“Perhaps Graeme would like to give us his opinion on this story about American whalers found buried under 5 to 6 metres of sand after being wrecked on a beach near Bunbury WA about 170 years ago.”
I would have no opinion, I don’t know anything of the area, it’s tidal arrangement, land subsidence rates etc. But near where I lived as a kid the Cherry Venture ran ashore in a cyclone, and it’s sat there ever since. Maybe 30-40 years or so? I used to spend a lot of time on the beach there, and over time the ship rusted down but also sank into the sand. Weight and the constant movement of sand due to tidal movements. I daresay some sand buildup also occurred.
My best guess? That beach where the whaler ran aground has pretty strong currents and perhaps a large tidal range. Over time, it sank into the sand, and the region also experienced sand buildup. I’ve never read anything about sand movement, but one would assume that with SLR, one might also get increasing beach height as more sand is deposited. Not always, but you’d imagine it could sometimes.

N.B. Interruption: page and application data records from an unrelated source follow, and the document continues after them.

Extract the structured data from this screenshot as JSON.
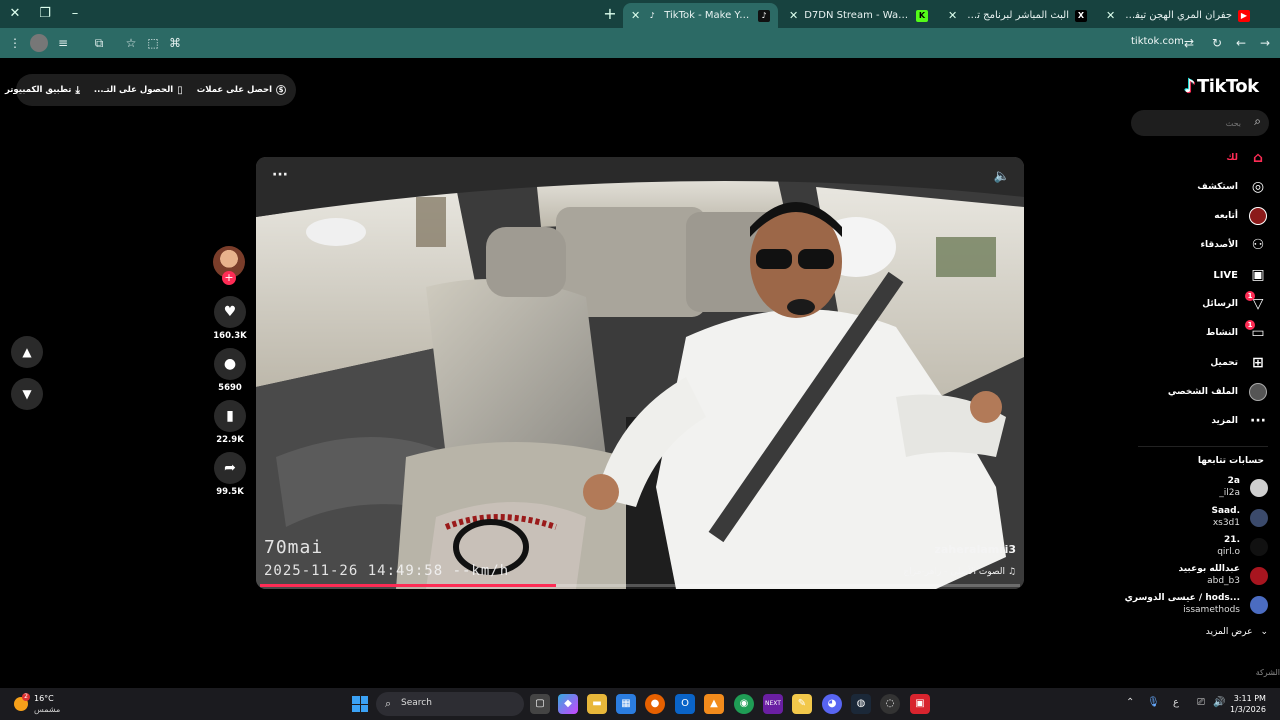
{
  "tabs": [
    {
      "title": "جفران المري الهجن تيفي صبي يا...",
      "favicon": "youtube-icon",
      "active": false
    },
    {
      "title": "البث المباشر لبرنامج تحدي الصياد...",
      "favicon": "x-icon",
      "active": false
    },
    {
      "title": "D7DN Stream - Watch Live on K...",
      "favicon": "kick-icon",
      "active": false
    },
    {
      "title": "TikTok - Make Your Day",
      "favicon": "tiktok-icon",
      "active": true
    }
  ],
  "address_bar": {
    "url": "tiktok.com"
  },
  "topbar": {
    "coins_label": "احصل على عملات",
    "get_app_label": "الحصول على التـ...",
    "desktop_app_label": "تطبيق الكمبيوتر"
  },
  "logo": {
    "text": "TikTok"
  },
  "search": {
    "placeholder": "بحث"
  },
  "nav": [
    {
      "label": "لك",
      "icon": "home-icon",
      "active": true
    },
    {
      "label": "استكشف",
      "icon": "compass-icon"
    },
    {
      "label": "أتابعه",
      "icon": "following-avatar-icon"
    },
    {
      "label": "الأصدقاء",
      "icon": "friends-icon"
    },
    {
      "label": "LIVE",
      "icon": "live-icon"
    },
    {
      "label": "الرسائل",
      "icon": "messages-icon",
      "badge": "1"
    },
    {
      "label": "النشاط",
      "icon": "activity-icon",
      "badge": "1"
    },
    {
      "label": "تحميل",
      "icon": "upload-icon"
    },
    {
      "label": "الملف الشخصي",
      "icon": "profile-avatar-icon"
    },
    {
      "label": "المزيد",
      "icon": "more-icon"
    }
  ],
  "following": {
    "title": "حسابات تتابعها",
    "accounts": [
      {
        "name": "2a",
        "handle": "_il2a",
        "color": "#d0d0d0"
      },
      {
        "name": "Saad.",
        "handle": "xs3d1",
        "color": "#3b4a6b"
      },
      {
        "name": "21.",
        "handle": "qirl.o",
        "color": "#111111"
      },
      {
        "name": "عبدالله بوعبيد",
        "handle": "abd_b3",
        "color": "#a8151f"
      },
      {
        "name": "عيسى الدوسري / hods...",
        "handle": "issamethods",
        "color": "#4b6cc1"
      }
    ],
    "see_more": "عرض المزيد"
  },
  "company": "الشركة",
  "video": {
    "brand": "70mai",
    "timestamp": "2025-11-26 14:49:58 --km/h",
    "author": "zaheralamri3",
    "sound": "الصوت الأصلي - زاهر-مزاج",
    "progress": 0.39
  },
  "actions": {
    "likes": "160.3K",
    "comments": "5690",
    "saves": "22.9K",
    "shares": "99.5K"
  },
  "taskbar": {
    "weather_temp": "16°C",
    "weather_desc": "مشمس",
    "weather_badge": "2",
    "search_label": "Search",
    "time": "3:11 PM",
    "date": "1/3/2026",
    "lang": "ع"
  }
}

I think you may have missed the essence of that question from Neville and answered a different one.
Perhaps you’ve been hanging out with the deltoids too much?
They seem to be really good at pretending to answer a question by answering a different question.
Debbie: “I think you may have missed the essence of that question from Neville and answered a different one.”
I don’t think so. I said I had no real opinion. There would be many factors involved at that location and I know none of them. Coastal topography over time is affected by more than simple SLR. I would think that coastlines change all the time due to changing currents etc. Large storms can affect channels, bars and so on and totally change the coastline and deposition rates. That’s not anything to do with SLR.
Simply put, just observing two facts doesn’t tell us anything about the relationship between the two, or to a third fact. I’m not missing anything, or avoiding anything. I simply don’t know.
Tony Price, thanks for the info on gauges; the other thing is the really accurate modern gear which takes into account land movements as well as sea level is only a bit over a decade old, and typically with the newer equipment contradicts AGW.
Nev; we currently do an eye goo session 4 or 5 times a day with 2 types of gel and as neither melt for hours every screen word is a blob of many mmmms.
Something tony wrote about instruments used as tide gauges bothered me. Bubble tubes would be the last straw in liquid level apparatus. Trust me, I had routines for those at many industrial sites and often used to make them to keep instalation costs down.
Typically they used compressed air via a flow regulator to create back pressure from a liquid in the storage vessel. Some form of transducer is used to convert back pressure to liquid depth. Air is simply the process isolator but it can be tricky to manage the small flows required at the bubbler.
“and typically with the newer equipment contradicts AGW” says who coh?
“just observing two facts doesn’t tell us anything about the relationship between the two, or to a third fact” All measurement requires the use of standards in practice and typically 3 is enough to overcome uncertainties.
This is the reason SD’s marks and claims wont wash in polite societies used to references.
‘The large contrast between warm maxima and cool minima resulted in the mean diurnal temperature range being the third-highest on record. The more extreme years of 1994 and 2002 also saw severe drought over most of Australia.’
Anyone interested in bushfire science should see this photo taken by “Chug” 4th Jan from a plane leaving Hobart Airport.
Please note at full resolution; in the atmospherics, a smoke ceiling and high turbulence. On the ground; dryness of grass lands, ratio of grass to bush and sea on the horizon both sides of the Tasman Peninsula.
Gav, when you live where I live, right on a big forest, you’re very interested in bushfire. Some people in the city also take an active interest in bushfire. Tony Abbott has been personally and deeply engaged for many years, hasn’t he?
Now would be a good time to thank those very busy people who sacrifice precious weekends, evenings and sleep to keep us safe. People like Tony Abbott.